(Data records for software interfaces)

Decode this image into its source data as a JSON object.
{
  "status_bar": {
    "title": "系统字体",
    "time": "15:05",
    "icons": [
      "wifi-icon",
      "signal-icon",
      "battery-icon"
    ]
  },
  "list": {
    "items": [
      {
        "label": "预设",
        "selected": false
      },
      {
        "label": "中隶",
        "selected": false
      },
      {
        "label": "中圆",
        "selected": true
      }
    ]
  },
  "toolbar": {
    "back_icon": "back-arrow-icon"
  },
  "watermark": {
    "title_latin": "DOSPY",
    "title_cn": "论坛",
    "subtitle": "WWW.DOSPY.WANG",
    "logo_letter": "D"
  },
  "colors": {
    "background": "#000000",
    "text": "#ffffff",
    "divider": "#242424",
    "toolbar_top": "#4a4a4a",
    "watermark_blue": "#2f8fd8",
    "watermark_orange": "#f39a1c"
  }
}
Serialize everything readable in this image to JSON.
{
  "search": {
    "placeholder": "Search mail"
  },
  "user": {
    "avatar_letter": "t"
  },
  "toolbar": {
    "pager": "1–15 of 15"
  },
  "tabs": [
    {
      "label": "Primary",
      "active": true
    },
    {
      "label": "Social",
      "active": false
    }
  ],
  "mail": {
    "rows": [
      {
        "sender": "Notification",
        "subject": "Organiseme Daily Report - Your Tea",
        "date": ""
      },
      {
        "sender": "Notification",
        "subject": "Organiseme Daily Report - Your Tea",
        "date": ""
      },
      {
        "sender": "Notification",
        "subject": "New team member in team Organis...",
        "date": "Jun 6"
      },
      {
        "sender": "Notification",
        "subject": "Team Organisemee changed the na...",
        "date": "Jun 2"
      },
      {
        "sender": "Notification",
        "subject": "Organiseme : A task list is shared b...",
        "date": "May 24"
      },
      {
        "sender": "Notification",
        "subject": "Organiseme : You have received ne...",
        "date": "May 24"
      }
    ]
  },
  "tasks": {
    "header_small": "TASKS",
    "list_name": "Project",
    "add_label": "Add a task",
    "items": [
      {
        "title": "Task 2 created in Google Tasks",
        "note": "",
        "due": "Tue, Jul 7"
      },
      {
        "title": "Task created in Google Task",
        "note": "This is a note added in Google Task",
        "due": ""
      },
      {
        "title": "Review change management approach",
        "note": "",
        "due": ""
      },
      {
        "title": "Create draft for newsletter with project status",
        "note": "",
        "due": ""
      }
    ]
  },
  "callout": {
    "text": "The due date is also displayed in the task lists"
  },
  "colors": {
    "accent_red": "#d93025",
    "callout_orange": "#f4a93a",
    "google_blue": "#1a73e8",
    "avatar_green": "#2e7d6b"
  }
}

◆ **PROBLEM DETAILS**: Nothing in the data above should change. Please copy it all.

◆ **REPLY TO THE TASK**:
Decode this image into its source data as a JSON object.
{
  "status_bar": {
    "title": "系统字体",
    "time": "15:05",
    "icons": [
      "wifi-icon",
      "signal-icon",
      "battery-icon"
    ]
  },
  "list": {
    "items": [
      {
        "label": "预设",
        "selected": false
      },
      {
        "label": "中隶",
        "selected": false
      },
      {
        "label": "中圆",
        "selected": true
      }
    ]
  },
  "toolbar": {
    "back_icon": "back-arrow-icon"
  },
  "watermark": {
    "title_latin": "DOSPY",
    "title_cn": "论坛",
    "subtitle": "WWW.DOSPY.WANG",
    "logo_letter": "D"
  },
  "colors": {
    "background": "#000000",
    "text": "#ffffff",
    "divider": "#242424",
    "toolbar_top": "#4a4a4a",
    "watermark_blue": "#2f8fd8",
    "watermark_orange": "#f39a1c"
  }
}
Serialize everything readable in this image to JSON.
{
  "search": {
    "placeholder": "Search mail"
  },
  "user": {
    "avatar_letter": "t"
  },
  "toolbar": {
    "pager": "1–15 of 15"
  },
  "tabs": [
    {
      "label": "Primary",
      "active": true
    },
    {
      "label": "Social",
      "active": false
    }
  ],
  "mail": {
    "rows": [
      {
        "sender": "Notification",
        "subject": "Organiseme Daily Report - Your Tea",
        "date": ""
      },
      {
        "sender": "Notification",
        "subject": "Organiseme Daily Report - Your Tea",
        "date": ""
      },
      {
        "sender": "Notification",
        "subject": "New team member in team Organis...",
        "date": "Jun 6"
      },
      {
        "sender": "Notification",
        "subject": "Team Organisemee changed the na...",
        "date": "Jun 2"
      },
      {
        "sender": "Notification",
        "subject": "Organiseme : A task list is shared b...",
        "date": "May 24"
      },
      {
        "sender": "Notification",
        "subject": "Organiseme : You have received ne...",
        "date": "May 24"
      }
    ]
  },
  "tasks": {
    "header_small": "TASKS",
    "list_name": "Project",
    "add_label": "Add a task",
    "items": [
      {
        "title": "Task 2 created in Google Tasks",
        "note": "",
        "due": "Tue, Jul 7"
      },
      {
        "title": "Task created in Google Task",
        "note": "This is a note added in Google Task",
        "due": ""
      },
      {
        "title": "Review change management approach",
        "note": "",
        "due": ""
      },
      {
        "title": "Create draft for newsletter with project status",
        "note": "",
        "due": ""
      }
    ]
  },
  "callout": {
    "text": "The due date is also displayed in the task lists"
  },
  "colors": {
    "accent_red": "#d93025",
    "callout_orange": "#f4a93a",
    "google_blue": "#1a73e8",
    "avatar_green": "#2e7d6b"
  }
}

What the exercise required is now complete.